Four Notre Dame Law students gained valuable exposure this summer in the area of religious-institutions practice. Sponsored by the Law School’s Program on Church, State & Society, each summer fellow assisted a religiously affiliated organization or law firm that serves such organizations.
David Spicer worked as a law and policy intern for Migration and Refugee Services at the U.S. Conference of Catholic Bishops in Washington, D.C.
"Throughout the course of my internship, I collaborated with a number of experienced attorneys to promote the Church's teachings on migration, human dignity, and the family, from revising educational resources to drafting language for regulatory comments and letters sent to congressional leaders," Spicer said. "Not only did I feel like I was doing meaningful work, but I also gained valuable, real-world legal experience.

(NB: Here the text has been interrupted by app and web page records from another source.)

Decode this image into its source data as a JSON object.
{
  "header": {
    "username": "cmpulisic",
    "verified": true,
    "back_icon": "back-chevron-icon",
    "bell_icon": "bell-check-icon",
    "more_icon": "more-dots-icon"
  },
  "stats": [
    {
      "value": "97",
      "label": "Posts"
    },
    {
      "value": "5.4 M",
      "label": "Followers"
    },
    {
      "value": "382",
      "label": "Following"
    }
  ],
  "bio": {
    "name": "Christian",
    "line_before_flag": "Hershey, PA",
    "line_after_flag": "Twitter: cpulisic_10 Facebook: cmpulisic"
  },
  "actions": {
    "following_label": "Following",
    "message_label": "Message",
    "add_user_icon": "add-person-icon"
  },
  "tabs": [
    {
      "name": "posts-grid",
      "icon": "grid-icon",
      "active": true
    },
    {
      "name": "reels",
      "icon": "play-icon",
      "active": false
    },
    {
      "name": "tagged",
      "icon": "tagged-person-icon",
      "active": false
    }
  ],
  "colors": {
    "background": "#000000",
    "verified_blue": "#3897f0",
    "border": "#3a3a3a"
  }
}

All the while, I had to grapple with the unique challenges that exist at the intersection of church and state."
Judah Maxwell worked as a legal intern for the Archdiocese of Oklahoma City under the Chancellor, Michael Scaperlanda.
“I was able to perform legal work in diverse areas of the law, from corporate and labor law, to liability and property management, the latter of which is an interest of mine going forward. While I will use much of what I learned this summer going forward, the thing that will perhaps benefit me the most was gaining an insider perspective on the governance of a large entity like the Archdiocese; especially how people inside the organization must navigate and employ various aspects of the law to help accomplish their objectives,” Maxwell said.
Seth Sanders worked for Wagenmaker & Oberly in Chicago. The firm provides legal counsel to nonprofit organizations across the nation. His primary role was to assist in researching and creating initial drafts of work products. Some of these products included bylaws, IRS Form 1023s (501(c)(3) Application Form), and nonprofit risk management strategies.
“I saw my summer as an opportunity to learn more about the technical side of being a religious institution. These organizations face unique challenges in areas such as communicating with the IRS, obtaining real estate tax exemption, and effectively operating as a corporation,” Sanders said. “Wagenmaker & Oberly provided the chance to get a broad understanding in all of these matters. My growth over this summer is reflected in my understanding of nonprofit regulation, as well as a practical understanding of how to integrate into a law firm culture.”
Sofia Skok worked as an intern in the Office of Legal Services of the Archdiocese of Chicago.
“As a Church, State & Society fellow, I had the opportunity to work on substantive issues in a variety of legal practice areas. The team of attorneys at the Archdiocese of Chicago took time to explain how my assignments fit into broader legal and organizational contexts,” Skok said. “Through this feedback, I further shaped my practice area interests and learned about the unique legal considerations related to religious organizations.”
The fellowship program is one of the many ways the Program on Church, State & Society seeks to educate young lawyers about the relationship between law and religion. The fellowships allow students to experience a variety of career options that combine law and religion and involve legal services to religious institutions of all types.